Items listed in a dataset:
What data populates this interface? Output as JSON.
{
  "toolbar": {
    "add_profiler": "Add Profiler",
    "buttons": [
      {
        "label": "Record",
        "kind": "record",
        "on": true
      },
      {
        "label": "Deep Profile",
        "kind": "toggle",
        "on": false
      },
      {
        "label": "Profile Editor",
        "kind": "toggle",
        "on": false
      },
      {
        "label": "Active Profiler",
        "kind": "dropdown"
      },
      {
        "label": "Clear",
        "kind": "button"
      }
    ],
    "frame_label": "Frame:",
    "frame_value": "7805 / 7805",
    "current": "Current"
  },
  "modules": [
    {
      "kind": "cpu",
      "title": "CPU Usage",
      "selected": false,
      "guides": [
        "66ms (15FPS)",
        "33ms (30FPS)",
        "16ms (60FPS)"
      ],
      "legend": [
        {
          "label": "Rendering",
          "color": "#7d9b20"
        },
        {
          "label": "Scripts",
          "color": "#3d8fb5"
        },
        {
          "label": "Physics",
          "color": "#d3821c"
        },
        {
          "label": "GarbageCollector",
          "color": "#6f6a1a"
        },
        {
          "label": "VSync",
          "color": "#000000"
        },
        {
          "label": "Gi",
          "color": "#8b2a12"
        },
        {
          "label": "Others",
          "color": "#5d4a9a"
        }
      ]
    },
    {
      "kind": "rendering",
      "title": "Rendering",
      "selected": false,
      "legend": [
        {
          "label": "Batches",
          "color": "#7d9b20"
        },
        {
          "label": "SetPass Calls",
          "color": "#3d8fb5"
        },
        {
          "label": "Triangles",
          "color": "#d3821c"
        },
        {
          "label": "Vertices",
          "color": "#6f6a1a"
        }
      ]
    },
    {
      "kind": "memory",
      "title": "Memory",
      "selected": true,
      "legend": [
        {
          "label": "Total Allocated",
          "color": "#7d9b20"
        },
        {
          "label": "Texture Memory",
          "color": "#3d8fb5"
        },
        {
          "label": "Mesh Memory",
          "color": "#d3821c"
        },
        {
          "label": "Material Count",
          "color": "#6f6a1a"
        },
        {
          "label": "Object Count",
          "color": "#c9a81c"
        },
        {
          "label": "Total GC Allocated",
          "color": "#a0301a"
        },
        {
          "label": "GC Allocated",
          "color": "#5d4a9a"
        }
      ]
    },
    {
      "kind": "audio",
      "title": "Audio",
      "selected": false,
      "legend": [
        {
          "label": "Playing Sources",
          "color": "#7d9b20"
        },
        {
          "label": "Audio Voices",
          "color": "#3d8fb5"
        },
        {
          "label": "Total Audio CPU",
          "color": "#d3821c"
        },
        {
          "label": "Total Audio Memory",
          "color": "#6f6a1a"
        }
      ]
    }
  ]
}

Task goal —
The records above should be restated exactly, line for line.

Expected answer —
What data populates this interface? Output as JSON.
{
  "toolbar": {
    "add_profiler": "Add Profiler",
    "buttons": [
      {
        "label": "Record",
        "kind": "record",
        "on": true
      },
      {
        "label": "Deep Profile",
        "kind": "toggle",
        "on": false
      },
      {
        "label": "Profile Editor",
        "kind": "toggle",
        "on": false
      },
      {
        "label": "Active Profiler",
        "kind": "dropdown"
      },
      {
        "label": "Clear",
        "kind": "button"
      }
    ],
    "frame_label": "Frame:",
    "frame_value": "7805 / 7805",
    "current": "Current"
  },
  "modules": [
    {
      "kind": "cpu",
      "title": "CPU Usage",
      "selected": false,
      "guides": [
        "66ms (15FPS)",
        "33ms (30FPS)",
        "16ms (60FPS)"
      ],
      "legend": [
        {
          "label": "Rendering",
          "color": "#7d9b20"
        },
        {
          "label": "Scripts",
          "color": "#3d8fb5"
        },
        {
          "label": "Physics",
          "color": "#d3821c"
        },
        {
          "label": "GarbageCollector",
          "color": "#6f6a1a"
        },
        {
          "label": "VSync",
          "color": "#000000"
        },
        {
          "label": "Gi",
          "color": "#8b2a12"
        },
        {
          "label": "Others",
          "color": "#5d4a9a"
        }
      ]
    },
    {
      "kind": "rendering",
      "title": "Rendering",
      "selected": false,
      "legend": [
        {
          "label": "Batches",
          "color": "#7d9b20"
        },
        {
          "label": "SetPass Calls",
          "color": "#3d8fb5"
        },
        {
          "label": "Triangles",
          "color": "#d3821c"
        },
        {
          "label": "Vertices",
          "color": "#6f6a1a"
        }
      ]
    },
    {
      "kind": "memory",
      "title": "Memory",
      "selected": true,
      "legend": [
        {
          "label": "Total Allocated",
          "color": "#7d9b20"
        },
        {
          "label": "Texture Memory",
          "color": "#3d8fb5"
        },
        {
          "label": "Mesh Memory",
          "color": "#d3821c"
        },
        {
          "label": "Material Count",
          "color": "#6f6a1a"
        },
        {
          "label": "Object Count",
          "color": "#c9a81c"
        },
        {
          "label": "Total GC Allocated",
          "color": "#a0301a"
        },
        {
          "label": "GC Allocated",
          "color": "#5d4a9a"
        }
      ]
    },
    {
      "kind": "audio",
      "title": "Audio",
      "selected": false,
      "legend": [
        {
          "label": "Playing Sources",
          "color": "#7d9b20"
        },
        {
          "label": "Audio Voices",
          "color": "#3d8fb5"
        },
        {
          "label": "Total Audio CPU",
          "color": "#d3821c"
        },
        {
          "label": "Total Audio Memory",
          "color": "#6f6a1a"
        }
      ]
    }
  ]
}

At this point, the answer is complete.